Opinion

Yigal Amir Won

Yigal Amir
Tomer Neuberg

Twenty-four years on, the bottom line is that Yigal Amir won. He achieved all his goals and more. He not only stopped the peace process, killed the man who led it and brought his rival into power, he ushered in an era that shall bear his name – the era of there’s no one to talk to, nothing to talk about and anyone who does talk will have to face the consequences.

Amir was not a fantasist like Yehuda Etzion. He wasn’t interested in a Third Temple and a red heifer to sacrifice. Nor is a majority of the public. Most Jewish Israelis are not in favor of re-establishing the Sanhedrin, but they are opposed to “ceding parts of the homeland.”

Amir wanted to prevent this and he succeeded. Show me anyone on the right today, from Netanyahu to Gantz, who will talk about ceding territory, even in return for a lasting peace. Not only did the assassination get rid of someone who was open to doing just that, it also deterred all those who supported that idea. You no longer hear talk in Israel about our famous “yearning for peace,” and few still believe in “two states for two peoples.” The hope of living in peace alongside our neighbors has come to be seen as unnecessary.

We’ve discovered that we can manage without it. All it takes is a little repression in the mind and a Portuguese passport in hand. Yigal Amir won because his worldview won. The majority does not identify with the assassination but does identify with the outlook that led to it. And it’s no different than that of Smotrich and Ben-Gvir. Yes, he was in favor of ruling over three million people while stealing their land, yes he would have supported the idea of a population transfer. Is that anything Ayelet Shaked wouldn’t support? The majority supports Amir’s ideology and the minority swallows it grudgingly, in angry silence for the most part. Hey, you’ve got to keep on living, right? And we’re a thriving high-tech nation even without peace and without hope – just let us take trips abroad, buy apartments and replace our old cars.

On Saturday night we’ll all turn out in the square to protest. We don’t like being on the losing side, but we can certainly admire victory. Victory doesn’t just highlight the winner’s advantage, it also underscores the opponent’s weakness. We were a feeble opponent. We gave in quickly, we ran away. We left behind the emerging apartheid, and the checkpoints, and the arrests of children.

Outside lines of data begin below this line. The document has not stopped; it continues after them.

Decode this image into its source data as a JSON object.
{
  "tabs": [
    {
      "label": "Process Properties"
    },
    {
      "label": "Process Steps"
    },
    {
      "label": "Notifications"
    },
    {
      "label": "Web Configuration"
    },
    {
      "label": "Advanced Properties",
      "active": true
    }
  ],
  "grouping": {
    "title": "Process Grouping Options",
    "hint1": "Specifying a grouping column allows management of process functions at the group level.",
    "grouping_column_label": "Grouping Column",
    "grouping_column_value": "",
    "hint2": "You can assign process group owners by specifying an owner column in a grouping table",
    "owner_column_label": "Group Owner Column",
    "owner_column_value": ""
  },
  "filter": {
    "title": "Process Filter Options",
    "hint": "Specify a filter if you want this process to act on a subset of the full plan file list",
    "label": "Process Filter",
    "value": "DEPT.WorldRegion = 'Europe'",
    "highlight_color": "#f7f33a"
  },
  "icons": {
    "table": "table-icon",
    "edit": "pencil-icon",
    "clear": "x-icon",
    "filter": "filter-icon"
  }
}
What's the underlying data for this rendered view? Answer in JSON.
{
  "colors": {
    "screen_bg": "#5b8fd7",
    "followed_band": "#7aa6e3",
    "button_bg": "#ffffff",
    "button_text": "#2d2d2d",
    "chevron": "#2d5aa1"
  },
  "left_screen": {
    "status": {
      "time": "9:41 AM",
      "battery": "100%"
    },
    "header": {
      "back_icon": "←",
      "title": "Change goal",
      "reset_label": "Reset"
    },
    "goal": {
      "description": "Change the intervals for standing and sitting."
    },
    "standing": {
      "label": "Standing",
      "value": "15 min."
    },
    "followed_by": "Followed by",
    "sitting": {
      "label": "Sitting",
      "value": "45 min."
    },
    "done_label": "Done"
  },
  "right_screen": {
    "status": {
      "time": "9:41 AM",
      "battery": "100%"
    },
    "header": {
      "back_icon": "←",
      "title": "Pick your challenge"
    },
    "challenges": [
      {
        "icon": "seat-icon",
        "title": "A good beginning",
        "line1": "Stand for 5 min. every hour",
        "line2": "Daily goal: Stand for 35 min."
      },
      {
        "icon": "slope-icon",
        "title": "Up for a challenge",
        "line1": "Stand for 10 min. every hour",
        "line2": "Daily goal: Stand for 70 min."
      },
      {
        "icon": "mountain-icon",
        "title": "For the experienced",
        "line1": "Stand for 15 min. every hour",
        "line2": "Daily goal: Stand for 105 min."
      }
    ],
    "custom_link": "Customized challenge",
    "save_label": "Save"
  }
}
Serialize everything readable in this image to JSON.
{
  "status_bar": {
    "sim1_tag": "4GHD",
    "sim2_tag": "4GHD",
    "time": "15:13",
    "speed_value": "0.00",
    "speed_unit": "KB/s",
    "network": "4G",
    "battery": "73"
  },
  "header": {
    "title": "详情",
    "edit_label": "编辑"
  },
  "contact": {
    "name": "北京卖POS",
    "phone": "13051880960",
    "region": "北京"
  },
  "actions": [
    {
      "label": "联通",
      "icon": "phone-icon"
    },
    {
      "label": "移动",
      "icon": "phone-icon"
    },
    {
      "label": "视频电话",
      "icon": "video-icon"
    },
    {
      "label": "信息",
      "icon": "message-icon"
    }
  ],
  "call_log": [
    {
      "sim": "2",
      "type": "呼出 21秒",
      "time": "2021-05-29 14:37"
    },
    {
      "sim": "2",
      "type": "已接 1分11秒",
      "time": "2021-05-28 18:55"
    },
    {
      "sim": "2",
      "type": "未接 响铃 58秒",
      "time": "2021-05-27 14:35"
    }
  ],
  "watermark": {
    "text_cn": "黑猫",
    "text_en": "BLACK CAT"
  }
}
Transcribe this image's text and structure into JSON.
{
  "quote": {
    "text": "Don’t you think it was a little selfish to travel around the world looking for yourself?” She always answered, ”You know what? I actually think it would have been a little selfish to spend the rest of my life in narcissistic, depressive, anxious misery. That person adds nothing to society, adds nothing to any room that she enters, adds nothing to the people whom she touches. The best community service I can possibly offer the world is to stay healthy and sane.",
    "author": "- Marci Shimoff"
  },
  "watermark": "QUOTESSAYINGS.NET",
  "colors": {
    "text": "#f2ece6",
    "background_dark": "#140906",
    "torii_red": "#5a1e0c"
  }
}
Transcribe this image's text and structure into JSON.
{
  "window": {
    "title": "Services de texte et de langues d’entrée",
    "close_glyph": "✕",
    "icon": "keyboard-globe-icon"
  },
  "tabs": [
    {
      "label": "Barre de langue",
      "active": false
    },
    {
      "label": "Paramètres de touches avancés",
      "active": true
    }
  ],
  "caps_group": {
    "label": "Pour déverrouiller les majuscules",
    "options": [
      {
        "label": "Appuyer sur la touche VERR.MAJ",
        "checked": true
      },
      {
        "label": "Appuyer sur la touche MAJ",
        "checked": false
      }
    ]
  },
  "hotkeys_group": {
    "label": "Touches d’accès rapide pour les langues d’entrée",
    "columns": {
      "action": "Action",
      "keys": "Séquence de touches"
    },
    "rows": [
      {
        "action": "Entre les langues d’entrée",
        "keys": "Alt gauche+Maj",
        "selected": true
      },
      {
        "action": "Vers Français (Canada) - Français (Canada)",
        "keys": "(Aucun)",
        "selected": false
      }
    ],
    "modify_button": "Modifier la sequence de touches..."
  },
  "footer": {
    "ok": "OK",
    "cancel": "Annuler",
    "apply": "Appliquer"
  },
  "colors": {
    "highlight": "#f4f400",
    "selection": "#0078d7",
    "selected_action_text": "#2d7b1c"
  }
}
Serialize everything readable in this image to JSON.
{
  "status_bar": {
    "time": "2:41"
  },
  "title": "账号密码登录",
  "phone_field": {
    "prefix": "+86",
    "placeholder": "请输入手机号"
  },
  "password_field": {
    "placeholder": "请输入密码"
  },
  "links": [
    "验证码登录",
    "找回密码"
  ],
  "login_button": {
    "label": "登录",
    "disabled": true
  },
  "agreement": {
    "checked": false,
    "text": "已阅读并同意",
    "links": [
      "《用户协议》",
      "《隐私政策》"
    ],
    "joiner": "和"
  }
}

They’ll have to manage without us. We were defeated but we drew certain lessons from the experience. We learned that incitement works. We learned that three shots in the back resolve disagreements. We learned that violence pays. Not just in politics, but in the family, at work, on the road and in textbooks. We learned not to mess with the lunatics from the hilltops or their rabbis. We feared them. We were afraid, we came to terms with it and we accepted the loyalty and nation-state laws. We protested meekly and got on with our lives. Yigal Amir taught us to keep going. He is the first link in the chain.

As the poet Yitzhak Lamdan wrote: “We shall keep on in the chain/ wherever you lead, wherever you go/ onward, onward, onward/ let us not investigate, let us not ask.” Amir cleared the way for them, removed the obstacle that prevented them from going onward and onward, no questions asked.

The assassination tore the mask of a united people that we wore. That is not what we are. Look who received Amir’s worldview and who didn’t. Look who will be in the “unity government” and who won’t. The decent right moved to the center, the center to the left and the left has disappeared. Remember that the year after the assassination, Labor won 34 Knesset seats and Likud 32. The murder replaced disagreements with hatred. For 24 years now, we’ve been conducting a dialogue of hate. We learned that hatred is the fuel that propels the incitement and that the incitement is legitimate because it’s “freedom of expression.”

After the assassination, we learned to doubt the credibility of state institutions, we learned that everything is part of a conspiracy, including the State Prosecutor’s Office, the police and the courts. Amir the prisoner is now 49. Not the same as 25-year-old Amir the assassin, but we’re not the same anymore, either. He did not try to evade responsibility and expressed no remorse. Winners have no regrets.

We locked him up, but not his worldview. His Israel is also the Israel of Bibi and Gantz. There are no expectations of Bibi anymore, but don’t get carried away about any expectations of Gantz either. He is not Rabin, but an outgrowth of the Rabin assassination. He is a decent rightist who accepts Bibi’s outlook but not his corruption. Gantz is not Rabin. You won’t hear him singing “A Song for Peace.”